Committee concludes care regulatory system “sufficiently rigorous”

Scotland’s care regulator, the Care Inspectorate, welcomed the Scottish Parliament’s Health and Sport Committee conclusion that the inspection system for care of older people is “sufficiently rigorous” and said the Committee’s inclusion of the Care Inspectorate’s proposals for improvement in their recommendations was a strong endorsement of the Inspectorate’s direction of travel.

The report examined whether the system of safeguards for the quality of care is robust and whether it successfully identifies poorly performing services. Its key finding that “the current regulatory system is sufficiently rigorous to identify care services for older people which are failing to deliver high quality care” was welcomed.

The inquiry was launched in the wake of concerns raised by individual high profile cases and makes a series of specific recommendations. It comes just months after the Care Inspectorate took over regulation of the care sector and embarked on a three-year change programme designed to build on the existing strengths of the Scottish regulatory and scrutiny system.

The report’s recommendations for improvement include many of the proposals made by the Care Inspectorate to the Inquiry, including a full review of the National Care Standards, increased user focus and stronger enforcement powers.

Commenting, Care Inspectorate Chair, Professor Frank Clark, said the recommendations were helpful and in line with the changes being introduced since the Care Inspectorate was created. He said:

“We strongly welcome this report. This inquiry was launched after some high profile cases both here and south of the border. These prompted the question whether the scrutiny system is successfully identifying poorly performing services. We shared the sense of horror many felt at the poor quality of care these cases revealed and were keen to see the issue thoroughly investigated.

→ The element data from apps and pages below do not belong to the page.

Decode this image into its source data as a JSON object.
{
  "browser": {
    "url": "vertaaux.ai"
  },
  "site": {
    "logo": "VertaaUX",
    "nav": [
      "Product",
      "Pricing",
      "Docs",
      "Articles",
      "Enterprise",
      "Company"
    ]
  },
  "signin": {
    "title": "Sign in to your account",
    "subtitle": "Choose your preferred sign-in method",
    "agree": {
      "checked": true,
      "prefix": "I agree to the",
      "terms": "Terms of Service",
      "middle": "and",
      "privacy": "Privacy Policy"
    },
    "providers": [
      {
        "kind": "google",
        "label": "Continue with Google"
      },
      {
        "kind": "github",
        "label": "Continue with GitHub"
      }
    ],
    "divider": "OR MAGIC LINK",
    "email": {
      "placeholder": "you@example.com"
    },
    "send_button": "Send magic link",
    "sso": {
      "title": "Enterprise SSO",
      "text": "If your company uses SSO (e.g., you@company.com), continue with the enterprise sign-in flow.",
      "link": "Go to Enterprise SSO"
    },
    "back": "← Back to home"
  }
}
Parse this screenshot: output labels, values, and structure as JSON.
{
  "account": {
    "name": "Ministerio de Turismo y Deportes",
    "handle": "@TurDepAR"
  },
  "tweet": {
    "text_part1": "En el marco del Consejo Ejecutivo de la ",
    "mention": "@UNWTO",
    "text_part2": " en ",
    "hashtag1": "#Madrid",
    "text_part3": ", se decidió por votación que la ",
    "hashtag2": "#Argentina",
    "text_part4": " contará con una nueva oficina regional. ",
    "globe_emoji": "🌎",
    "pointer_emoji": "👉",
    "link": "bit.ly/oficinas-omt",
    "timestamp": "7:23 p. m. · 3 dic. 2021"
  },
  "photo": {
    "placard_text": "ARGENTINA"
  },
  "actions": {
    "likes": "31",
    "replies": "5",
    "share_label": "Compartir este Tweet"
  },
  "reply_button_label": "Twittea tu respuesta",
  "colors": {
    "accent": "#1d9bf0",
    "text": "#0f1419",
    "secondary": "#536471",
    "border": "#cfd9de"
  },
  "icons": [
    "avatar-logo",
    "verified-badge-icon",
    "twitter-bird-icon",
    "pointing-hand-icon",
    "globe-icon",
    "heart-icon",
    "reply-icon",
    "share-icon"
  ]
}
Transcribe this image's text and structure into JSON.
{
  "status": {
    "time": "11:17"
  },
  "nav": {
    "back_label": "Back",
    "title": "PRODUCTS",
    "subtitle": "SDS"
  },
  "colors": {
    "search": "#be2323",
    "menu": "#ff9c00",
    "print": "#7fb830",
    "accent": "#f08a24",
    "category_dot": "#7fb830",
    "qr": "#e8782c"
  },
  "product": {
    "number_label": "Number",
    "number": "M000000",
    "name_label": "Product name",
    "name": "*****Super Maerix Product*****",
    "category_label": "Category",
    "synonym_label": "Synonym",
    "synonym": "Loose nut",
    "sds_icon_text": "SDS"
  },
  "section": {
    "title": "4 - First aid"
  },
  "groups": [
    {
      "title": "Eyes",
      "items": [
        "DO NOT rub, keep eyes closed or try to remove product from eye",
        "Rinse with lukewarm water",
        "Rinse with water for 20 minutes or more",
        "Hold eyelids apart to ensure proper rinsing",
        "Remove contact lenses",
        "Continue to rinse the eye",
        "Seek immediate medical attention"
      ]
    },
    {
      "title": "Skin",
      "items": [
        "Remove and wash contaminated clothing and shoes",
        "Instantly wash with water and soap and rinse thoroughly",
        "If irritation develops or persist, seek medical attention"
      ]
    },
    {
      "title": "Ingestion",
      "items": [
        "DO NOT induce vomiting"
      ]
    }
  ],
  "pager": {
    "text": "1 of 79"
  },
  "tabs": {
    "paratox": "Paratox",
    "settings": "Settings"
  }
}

“The cross-party committee has now concluded that the system is ‘sufficiently rigorous’. That is a vote of confidence and a testament to the hard work of the thousands of care staff across Scotland we work with who are dedicated to improving the quality of care.

“What’s more, the fact that the Committee has incorporated many of our suggestions for improvement as recommendations in their report is a strong endorsement of our direction of travel.

“Taken together, this report is a real source of assurance that not only is the system rigorous but it is also on the right track. This is backed up by the Cabinet Secretary’s recent announcement that the Care Inspectorate will have financial stability for the next three years.

“This has been a thorough examination of how Scotland’s care services are inspected and regulated, but the MSPs make clear that there can be no place for complacency. We wholeheartedly agree. Since the Care Inspectorate was formed eight months ago, we have embarked on reforms that build on the strengths of the Scottish system.

“The Committee has accepted our suggestion that the National Care Standards should be reviewed, enforcement powers strengthened and that people who use services, their carers and all health and social care professionals are encouraged to play an even greater role in assessing the quality of care. We think that is right and their recommendations are consistent with where we are going.

“Since our formation, we have been pursuing this approach, creating a new national enquiry line and inviting anonymous complaints from people with concerns over the quality of care. We have already speeded up the inspection system with 86% of draft inspection reports now ready within just 20 days, compared to around 60% for the previous year. And, just last month, we launched a national campaign to bolster public involvement by encouraging people to get involved. We will continue to work to put the appropriate actions in place to make these recommendations a reality.

“Wherever we find that quality falls short of what people have a right to expect, we work with that service to make sure improvements are made and have powers to insist that services make changes.  We do this by working in close partnership with care staff, people who use services, their carers and key partner bodies to make sure Scotland has an inspection regime that delivers.”